IZA DP No. 12398: Business Culture: The Role of Personal and Impersonal Business Relationships on Market Efficiency

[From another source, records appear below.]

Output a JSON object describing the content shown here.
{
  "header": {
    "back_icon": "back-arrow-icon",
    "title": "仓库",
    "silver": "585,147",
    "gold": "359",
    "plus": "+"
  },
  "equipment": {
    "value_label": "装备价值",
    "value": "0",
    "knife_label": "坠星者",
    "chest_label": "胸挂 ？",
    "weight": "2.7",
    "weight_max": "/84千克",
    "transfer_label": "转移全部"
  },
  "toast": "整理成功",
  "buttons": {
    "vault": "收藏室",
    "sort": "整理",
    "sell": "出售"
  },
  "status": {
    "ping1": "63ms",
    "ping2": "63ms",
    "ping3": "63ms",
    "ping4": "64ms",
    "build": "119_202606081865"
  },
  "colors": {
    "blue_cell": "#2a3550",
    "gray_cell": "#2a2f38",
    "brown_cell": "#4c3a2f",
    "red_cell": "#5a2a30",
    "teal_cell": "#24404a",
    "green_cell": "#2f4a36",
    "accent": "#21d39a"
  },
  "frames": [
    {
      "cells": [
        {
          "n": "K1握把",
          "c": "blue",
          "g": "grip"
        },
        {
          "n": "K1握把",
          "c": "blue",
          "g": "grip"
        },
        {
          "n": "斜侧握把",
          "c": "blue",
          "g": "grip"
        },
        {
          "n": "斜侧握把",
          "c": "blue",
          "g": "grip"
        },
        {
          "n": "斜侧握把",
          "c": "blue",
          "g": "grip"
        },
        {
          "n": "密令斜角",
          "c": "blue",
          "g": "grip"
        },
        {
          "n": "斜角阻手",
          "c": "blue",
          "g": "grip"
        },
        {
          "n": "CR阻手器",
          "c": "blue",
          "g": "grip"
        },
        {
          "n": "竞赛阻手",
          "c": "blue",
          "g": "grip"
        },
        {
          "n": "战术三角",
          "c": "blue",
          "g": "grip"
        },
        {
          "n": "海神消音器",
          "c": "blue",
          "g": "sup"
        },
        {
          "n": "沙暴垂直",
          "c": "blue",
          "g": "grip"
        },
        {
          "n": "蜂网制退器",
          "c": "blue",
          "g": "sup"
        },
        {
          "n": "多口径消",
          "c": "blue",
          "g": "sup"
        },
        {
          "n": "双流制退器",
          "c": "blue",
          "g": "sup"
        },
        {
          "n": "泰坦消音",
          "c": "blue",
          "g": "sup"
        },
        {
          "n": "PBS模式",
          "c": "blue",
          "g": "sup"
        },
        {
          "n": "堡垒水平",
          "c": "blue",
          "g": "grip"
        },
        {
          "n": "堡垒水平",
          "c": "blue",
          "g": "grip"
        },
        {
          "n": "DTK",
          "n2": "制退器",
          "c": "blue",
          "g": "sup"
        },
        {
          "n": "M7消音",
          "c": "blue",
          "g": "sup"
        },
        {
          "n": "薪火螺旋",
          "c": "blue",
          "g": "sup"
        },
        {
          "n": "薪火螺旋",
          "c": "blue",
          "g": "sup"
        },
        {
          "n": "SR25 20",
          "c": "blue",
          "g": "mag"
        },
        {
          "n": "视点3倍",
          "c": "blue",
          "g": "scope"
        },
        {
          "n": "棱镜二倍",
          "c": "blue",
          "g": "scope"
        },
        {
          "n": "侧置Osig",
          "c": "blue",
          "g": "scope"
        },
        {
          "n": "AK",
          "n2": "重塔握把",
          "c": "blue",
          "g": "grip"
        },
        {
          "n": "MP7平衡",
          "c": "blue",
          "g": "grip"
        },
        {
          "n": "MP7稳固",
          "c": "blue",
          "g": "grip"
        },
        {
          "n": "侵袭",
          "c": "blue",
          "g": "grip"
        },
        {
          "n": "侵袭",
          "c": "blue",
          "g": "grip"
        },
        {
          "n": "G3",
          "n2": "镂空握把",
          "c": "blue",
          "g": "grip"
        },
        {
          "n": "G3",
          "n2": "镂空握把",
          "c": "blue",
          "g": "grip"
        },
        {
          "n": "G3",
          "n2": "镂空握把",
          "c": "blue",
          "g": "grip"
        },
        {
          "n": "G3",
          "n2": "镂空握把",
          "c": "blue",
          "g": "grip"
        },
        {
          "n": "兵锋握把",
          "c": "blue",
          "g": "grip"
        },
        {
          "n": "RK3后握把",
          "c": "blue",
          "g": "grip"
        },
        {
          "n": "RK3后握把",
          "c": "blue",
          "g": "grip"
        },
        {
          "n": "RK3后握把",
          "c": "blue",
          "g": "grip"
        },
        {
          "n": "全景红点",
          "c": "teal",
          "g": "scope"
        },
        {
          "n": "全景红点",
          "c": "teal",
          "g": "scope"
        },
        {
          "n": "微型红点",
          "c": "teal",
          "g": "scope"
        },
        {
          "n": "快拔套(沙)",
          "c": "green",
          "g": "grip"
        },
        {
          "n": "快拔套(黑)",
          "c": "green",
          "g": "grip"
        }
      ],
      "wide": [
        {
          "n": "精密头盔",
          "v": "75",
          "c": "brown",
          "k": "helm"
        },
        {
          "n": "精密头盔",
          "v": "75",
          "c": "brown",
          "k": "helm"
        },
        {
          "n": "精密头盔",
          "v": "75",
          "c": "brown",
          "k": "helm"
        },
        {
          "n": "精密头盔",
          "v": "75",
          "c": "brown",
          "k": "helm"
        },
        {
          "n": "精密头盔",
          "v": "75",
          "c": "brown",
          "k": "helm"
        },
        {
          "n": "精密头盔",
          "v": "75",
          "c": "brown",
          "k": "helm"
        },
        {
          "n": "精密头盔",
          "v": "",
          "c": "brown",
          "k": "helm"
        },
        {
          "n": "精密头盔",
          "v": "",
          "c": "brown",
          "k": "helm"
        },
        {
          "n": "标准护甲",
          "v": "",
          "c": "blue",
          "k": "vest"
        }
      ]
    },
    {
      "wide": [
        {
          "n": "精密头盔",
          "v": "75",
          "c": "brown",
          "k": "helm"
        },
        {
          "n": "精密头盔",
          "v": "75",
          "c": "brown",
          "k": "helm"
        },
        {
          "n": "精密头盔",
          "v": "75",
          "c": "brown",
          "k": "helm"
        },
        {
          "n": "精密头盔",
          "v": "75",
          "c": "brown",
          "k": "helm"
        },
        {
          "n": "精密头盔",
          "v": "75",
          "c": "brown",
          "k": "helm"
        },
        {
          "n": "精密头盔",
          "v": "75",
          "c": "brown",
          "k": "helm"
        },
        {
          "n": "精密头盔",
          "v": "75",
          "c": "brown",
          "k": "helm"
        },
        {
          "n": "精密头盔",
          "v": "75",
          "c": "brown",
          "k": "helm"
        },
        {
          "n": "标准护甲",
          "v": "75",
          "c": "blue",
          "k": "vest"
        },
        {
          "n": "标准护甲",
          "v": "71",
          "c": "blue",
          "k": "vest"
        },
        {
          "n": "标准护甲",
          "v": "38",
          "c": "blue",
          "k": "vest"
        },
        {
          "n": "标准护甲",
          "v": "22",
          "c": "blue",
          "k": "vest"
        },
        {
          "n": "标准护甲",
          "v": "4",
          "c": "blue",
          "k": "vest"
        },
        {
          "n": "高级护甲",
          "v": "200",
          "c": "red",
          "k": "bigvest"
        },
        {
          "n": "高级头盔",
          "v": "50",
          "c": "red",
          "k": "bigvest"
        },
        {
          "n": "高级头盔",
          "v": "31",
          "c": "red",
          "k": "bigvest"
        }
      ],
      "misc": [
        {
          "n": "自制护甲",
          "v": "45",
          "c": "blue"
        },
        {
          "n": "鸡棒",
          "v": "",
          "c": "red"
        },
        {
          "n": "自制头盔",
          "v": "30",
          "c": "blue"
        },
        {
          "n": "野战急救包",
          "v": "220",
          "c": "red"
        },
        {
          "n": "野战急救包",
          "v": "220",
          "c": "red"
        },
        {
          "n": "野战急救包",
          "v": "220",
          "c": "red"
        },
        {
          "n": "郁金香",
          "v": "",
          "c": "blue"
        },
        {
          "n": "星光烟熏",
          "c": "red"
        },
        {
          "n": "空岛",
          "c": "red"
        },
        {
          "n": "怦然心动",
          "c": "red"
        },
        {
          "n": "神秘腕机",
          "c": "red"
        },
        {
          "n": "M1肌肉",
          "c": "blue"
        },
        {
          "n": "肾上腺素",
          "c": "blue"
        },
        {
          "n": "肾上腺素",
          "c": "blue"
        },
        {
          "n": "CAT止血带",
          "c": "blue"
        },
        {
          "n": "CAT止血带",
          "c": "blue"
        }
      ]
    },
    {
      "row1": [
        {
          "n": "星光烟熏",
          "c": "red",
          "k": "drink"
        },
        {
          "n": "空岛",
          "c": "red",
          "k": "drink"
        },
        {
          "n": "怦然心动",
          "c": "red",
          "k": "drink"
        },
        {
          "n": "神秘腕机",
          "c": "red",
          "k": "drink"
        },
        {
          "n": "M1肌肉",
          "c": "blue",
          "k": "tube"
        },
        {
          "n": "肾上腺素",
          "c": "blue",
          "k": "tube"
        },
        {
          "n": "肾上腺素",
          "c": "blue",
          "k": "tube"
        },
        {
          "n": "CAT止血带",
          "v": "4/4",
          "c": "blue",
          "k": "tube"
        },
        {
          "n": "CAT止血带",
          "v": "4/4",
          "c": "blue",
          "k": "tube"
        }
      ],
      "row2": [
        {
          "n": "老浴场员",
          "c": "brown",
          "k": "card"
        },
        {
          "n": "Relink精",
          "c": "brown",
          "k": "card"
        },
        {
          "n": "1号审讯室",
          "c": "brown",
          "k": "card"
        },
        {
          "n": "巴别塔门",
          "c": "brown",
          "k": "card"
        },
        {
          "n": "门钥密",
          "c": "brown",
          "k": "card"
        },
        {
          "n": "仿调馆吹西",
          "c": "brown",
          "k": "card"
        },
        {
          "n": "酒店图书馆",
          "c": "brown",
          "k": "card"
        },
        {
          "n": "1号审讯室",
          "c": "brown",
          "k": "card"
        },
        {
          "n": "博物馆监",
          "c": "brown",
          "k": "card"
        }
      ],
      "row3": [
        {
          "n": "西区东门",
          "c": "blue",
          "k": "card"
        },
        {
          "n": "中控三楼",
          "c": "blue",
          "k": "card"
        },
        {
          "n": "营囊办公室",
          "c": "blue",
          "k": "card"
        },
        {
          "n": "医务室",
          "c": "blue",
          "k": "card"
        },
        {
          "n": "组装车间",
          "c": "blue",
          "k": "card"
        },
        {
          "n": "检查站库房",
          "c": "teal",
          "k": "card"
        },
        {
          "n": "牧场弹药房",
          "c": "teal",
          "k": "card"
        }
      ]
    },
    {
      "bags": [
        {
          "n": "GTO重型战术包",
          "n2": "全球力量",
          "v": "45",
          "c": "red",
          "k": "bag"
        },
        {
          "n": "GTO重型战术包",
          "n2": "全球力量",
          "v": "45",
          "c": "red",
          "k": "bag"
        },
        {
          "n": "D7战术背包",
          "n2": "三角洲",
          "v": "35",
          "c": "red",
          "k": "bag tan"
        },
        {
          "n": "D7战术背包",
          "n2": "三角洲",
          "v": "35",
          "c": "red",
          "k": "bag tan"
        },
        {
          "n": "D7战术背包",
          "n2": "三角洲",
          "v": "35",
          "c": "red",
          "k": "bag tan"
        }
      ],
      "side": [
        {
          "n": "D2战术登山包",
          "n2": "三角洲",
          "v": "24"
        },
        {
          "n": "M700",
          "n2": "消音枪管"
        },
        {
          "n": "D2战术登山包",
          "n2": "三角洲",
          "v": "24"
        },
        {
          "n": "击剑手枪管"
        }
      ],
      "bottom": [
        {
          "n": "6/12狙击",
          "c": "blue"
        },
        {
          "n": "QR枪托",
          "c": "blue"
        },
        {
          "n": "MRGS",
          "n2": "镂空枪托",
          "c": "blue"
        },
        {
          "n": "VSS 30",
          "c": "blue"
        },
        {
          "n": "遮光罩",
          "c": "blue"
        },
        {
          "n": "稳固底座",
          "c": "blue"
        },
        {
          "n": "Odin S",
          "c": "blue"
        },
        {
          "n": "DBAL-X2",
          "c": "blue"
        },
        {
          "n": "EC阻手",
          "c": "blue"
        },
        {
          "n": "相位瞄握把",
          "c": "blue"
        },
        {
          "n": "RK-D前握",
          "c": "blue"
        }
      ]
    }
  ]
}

In this paper, we study the effects of business culture on market efficiency. We exogenously vary the type of business culture between business-is-business cultures, which consist on impersonal relationships where financial matters are paramount, and business-is-family cultures, which comprise of cohesive personal relationships where financial matters and personal attachments are intertwined. We use a laboratory experiment to assess the effect of business cultures in environments with different degrees of contract enforceability and competition. Our main results indicate that business-is-family cultures are more effective when contracts are unverifiable because they help market participants overcome problems of trust. On the other hand, we find that business-is-business cultures are more effective in competitive settings because they facilitate the severance of ties with unproductive partners.